There was a time when hunger was a near-universal experience. As Kevin D. Williamson put it, “Not long ago, the great dream and aspiration of most of the people walking this Earth was to have enough to eat, for themselves and for their children, and to be liberated from worrying about whether they would eat again tomorrow or the next day.”
Then, something changed. Exchange and specialization helped bring down food prices. A burst of innovations called the Green Revolution led to higher agricultural productivity and decreased food priceseven further. Even as the world’s population grew, the market ensured that the supply of food rose to meet growing demand.
The global numbers are heartening. The share of the world’s population suffering from hunger is shrinking.
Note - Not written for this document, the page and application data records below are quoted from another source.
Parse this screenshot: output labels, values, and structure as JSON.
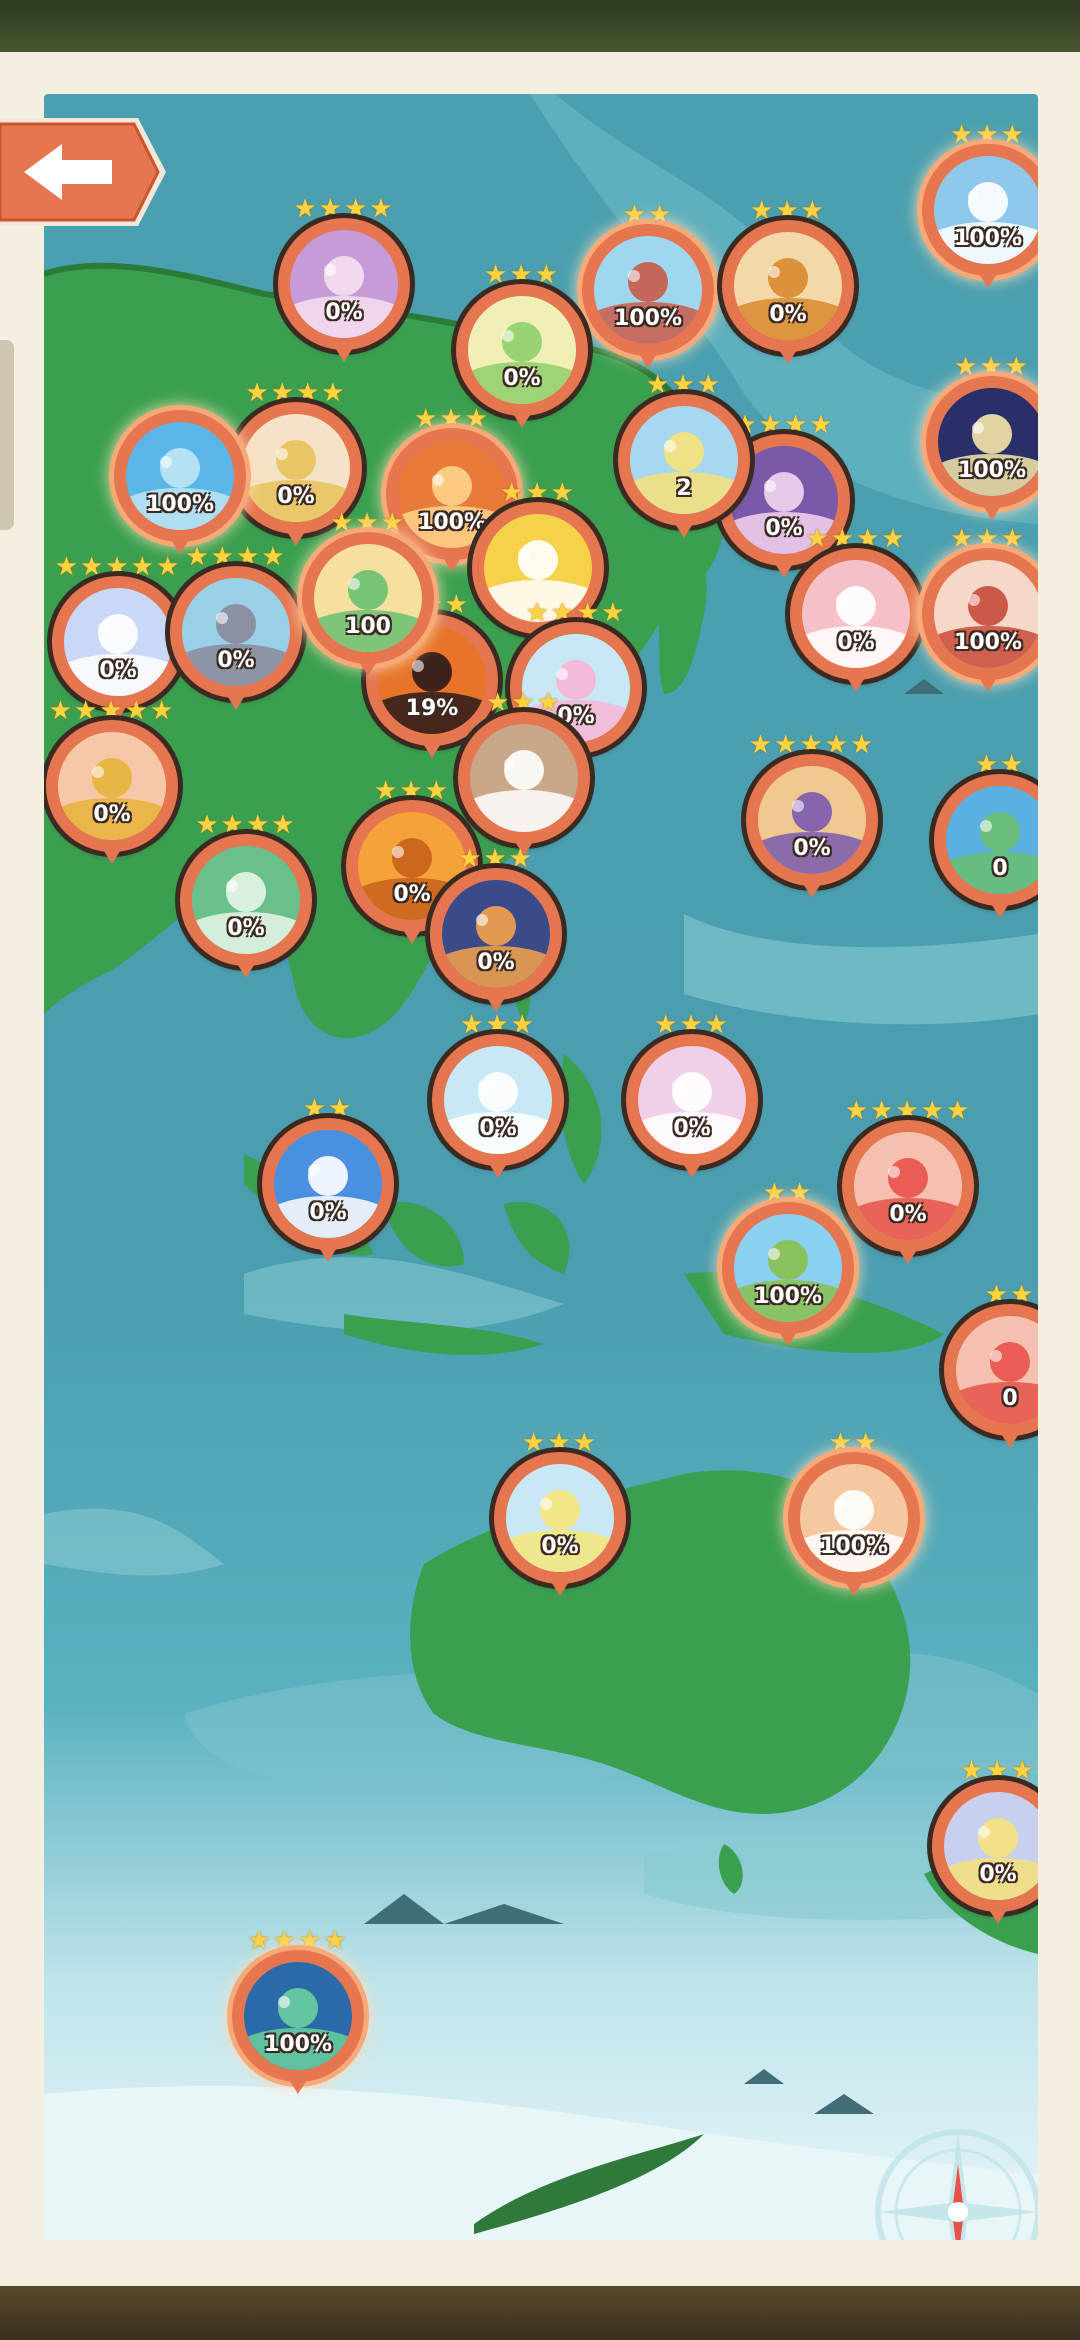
{
  "screen": {
    "name": "world-map-asia-pacific",
    "back_label": "Back"
  },
  "colors": {
    "ring": "#e5764f",
    "ring_dark": "#3a2a22",
    "star": "#ffd23f",
    "ocean": "#4aa0b0",
    "land": "#3aa050",
    "panel": "#f5efe1"
  },
  "markers": [
    {
      "id": "swans",
      "icon": "swans-icon",
      "percent": "0%",
      "stars": 4,
      "done": false,
      "c1": "#c79ad8",
      "c2": "#f6e0f0"
    },
    {
      "id": "festival-gate",
      "icon": "gate-icon",
      "percent": "100%",
      "stars": 2,
      "done": true,
      "c1": "#9fd7f0",
      "c2": "#c95a4a"
    },
    {
      "id": "autumn-leaves",
      "icon": "leaf-icon",
      "percent": "0%",
      "stars": 3,
      "done": false,
      "c1": "#f4d9a8",
      "c2": "#d8892e"
    },
    {
      "id": "ice-tree",
      "icon": "ice-icon",
      "percent": "100%",
      "stars": 3,
      "done": true,
      "c1": "#8fc8ea",
      "c2": "#ffffff"
    },
    {
      "id": "flower-wreath",
      "icon": "wreath-icon",
      "percent": "0%",
      "stars": 3,
      "done": false,
      "c1": "#f0efb6",
      "c2": "#8fcf6a"
    },
    {
      "id": "moon-night",
      "icon": "moon-icon",
      "percent": "100%",
      "stars": 3,
      "done": true,
      "c1": "#2a2f6a",
      "c2": "#f6e7a8"
    },
    {
      "id": "open-book",
      "icon": "book-icon",
      "percent": "0%",
      "stars": 4,
      "done": false,
      "c1": "#f6e2c6",
      "c2": "#e8c25a"
    },
    {
      "id": "rabbit",
      "icon": "rabbit-icon",
      "percent": "100%",
      "stars": 3,
      "done": true,
      "c1": "#e87a3a",
      "c2": "#ffd38a"
    },
    {
      "id": "raindrops",
      "icon": "raindrop-icon",
      "percent": "100%",
      "stars": 0,
      "done": true,
      "c1": "#5ab6e6",
      "c2": "#bfe6f6"
    },
    {
      "id": "purple-mask",
      "icon": "mask-icon",
      "percent": "0%",
      "stars": 4,
      "done": false,
      "c1": "#7a5aa8",
      "c2": "#f4d4f0"
    },
    {
      "id": "flower-swirl",
      "icon": "swirl-icon",
      "percent": "2",
      "stars": 3,
      "done": false,
      "c1": "#a8d8f0",
      "c2": "#f6e27a"
    },
    {
      "id": "pink-gate",
      "icon": "pink-gate-icon",
      "percent": "0%",
      "stars": 4,
      "done": false,
      "c1": "#f6c0c8",
      "c2": "#ffffff"
    },
    {
      "id": "red-ribbon",
      "icon": "ribbon-icon",
      "percent": "100%",
      "stars": 3,
      "done": true,
      "c1": "#f6d8c8",
      "c2": "#c84a3a"
    },
    {
      "id": "paper-plane-west",
      "icon": "paper-plane-icon",
      "percent": "0%",
      "stars": 5,
      "done": false,
      "c1": "#c8d8f6",
      "c2": "#ffffff"
    },
    {
      "id": "mountain-cloud",
      "icon": "mountain-icon",
      "percent": "0%",
      "stars": 4,
      "done": false,
      "c1": "#9ad0e8",
      "c2": "#8a8a9a"
    },
    {
      "id": "tiger",
      "icon": "tiger-icon",
      "percent": "19%",
      "stars": 3,
      "done": false,
      "c1": "#e8742a",
      "c2": "#2a1a1a"
    },
    {
      "id": "heart-sun",
      "icon": "heart-sun-icon",
      "percent": "",
      "stars": 3,
      "done": false,
      "c1": "#f6d24a",
      "c2": "#ffffff"
    },
    {
      "id": "tulips",
      "icon": "tulip-icon",
      "percent": "0%",
      "stars": 4,
      "done": false,
      "c1": "#c8e8f6",
      "c2": "#f6b6d8"
    },
    {
      "id": "fan",
      "icon": "fan-icon",
      "percent": "100",
      "stars": 3,
      "done": true,
      "c1": "#f6e0a0",
      "c2": "#6ac070"
    },
    {
      "id": "snake",
      "icon": "snake-icon",
      "percent": "0%",
      "stars": 5,
      "done": false,
      "c1": "#f6c8a8",
      "c2": "#e8b23a"
    },
    {
      "id": "purple-bed",
      "icon": "bed-icon",
      "percent": "0%",
      "stars": 5,
      "done": false,
      "c1": "#f0c890",
      "c2": "#7a5ab0"
    },
    {
      "id": "palm-beach",
      "icon": "palm-icon",
      "percent": "0",
      "stars": 2,
      "done": false,
      "c1": "#5ab0e0",
      "c2": "#6ac070"
    },
    {
      "id": "cotton-flower",
      "icon": "cotton-icon",
      "percent": "",
      "stars": 3,
      "done": false,
      "c1": "#c8a888",
      "c2": "#ffffff"
    },
    {
      "id": "sun-tile",
      "icon": "sun-tile-icon",
      "percent": "0%",
      "stars": 3,
      "done": false,
      "c1": "#f6a23a",
      "c2": "#c8621a"
    },
    {
      "id": "jade-vase",
      "icon": "vase-icon",
      "percent": "0%",
      "stars": 4,
      "done": false,
      "c1": "#6ac08a",
      "c2": "#e8f6e8"
    },
    {
      "id": "city-tower",
      "icon": "tower-icon",
      "percent": "0%",
      "stars": 3,
      "done": false,
      "c1": "#3a4a8a",
      "c2": "#f6a24a"
    },
    {
      "id": "magnolia",
      "icon": "magnolia-icon",
      "percent": "0%",
      "stars": 3,
      "done": false,
      "c1": "#c8e8f6",
      "c2": "#ffffff"
    },
    {
      "id": "paper-plane-east",
      "icon": "paper-plane-icon",
      "percent": "0%",
      "stars": 3,
      "done": false,
      "c1": "#f0d0e8",
      "c2": "#ffffff"
    },
    {
      "id": "hearts",
      "icon": "hearts-icon",
      "percent": "0%",
      "stars": 5,
      "done": false,
      "c1": "#f6c0b0",
      "c2": "#e8524a"
    },
    {
      "id": "merlion",
      "icon": "merlion-icon",
      "percent": "0%",
      "stars": 2,
      "done": false,
      "c1": "#4a90e0",
      "c2": "#ffffff"
    },
    {
      "id": "island-turtle",
      "icon": "island-icon",
      "percent": "100%",
      "stars": 2,
      "done": true,
      "c1": "#8ad0f0",
      "c2": "#8ac050"
    },
    {
      "id": "heart-pulse",
      "icon": "heart-pulse-icon",
      "percent": "0",
      "stars": 2,
      "done": false,
      "c1": "#f6c0b0",
      "c2": "#e8524a"
    },
    {
      "id": "yellow-lily",
      "icon": "lily-icon",
      "percent": "0%",
      "stars": 3,
      "done": false,
      "c1": "#c8e8f6",
      "c2": "#f6e67a"
    },
    {
      "id": "opera-house",
      "icon": "opera-house-icon",
      "percent": "100%",
      "stars": 2,
      "done": true,
      "c1": "#f6c8a0",
      "c2": "#ffffff"
    },
    {
      "id": "spiral-shell",
      "icon": "spiral-icon",
      "percent": "0%",
      "stars": 3,
      "done": false,
      "c1": "#c8d0f0",
      "c2": "#f6e27a"
    },
    {
      "id": "aurora-mountains",
      "icon": "aurora-icon",
      "percent": "100%",
      "stars": 4,
      "done": true,
      "c1": "#2a6aa8",
      "c2": "#6ad0a0"
    }
  ]
}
Despite population growth, the total number of undernourished persons is lower as well. Even those who are food-deprived are less severely malnourished than in the past. Humanity now produces more than enough food to theoretically feed everyone on Earth the recommended 2,000 calories per day.
Hunger was declining in Venezuela too until recently. The percentage of Venezuela’s population suffering from undernourishment fell from 14% in 1991 to “5% or lower” in 2015, the latest year for which the United Nations has data. Since then, the situation has rapidly deteriorated. In a single year, the number of cases of severely undernourished children in Venezuela’s capital city, Caracas, doubled.
The reason? Venezuela’s socialist economic policies, briefly sustained by fleeting high oil prices, led to hyperinflation and a societal collapse. If Venezuela continues on its present course, hunger is likely to become more widespread.
We can all be thankful that undernourishment has become rarer globally. But the case of Venezuela demonstrates that progress is not inevitable—suicidal economic policies, like socialism, can rapidly extinguish the prosperity we enjoy.
The first appeared in Cato at Liberty.
Chelsea Follett is the managing editor of HumanProgress.org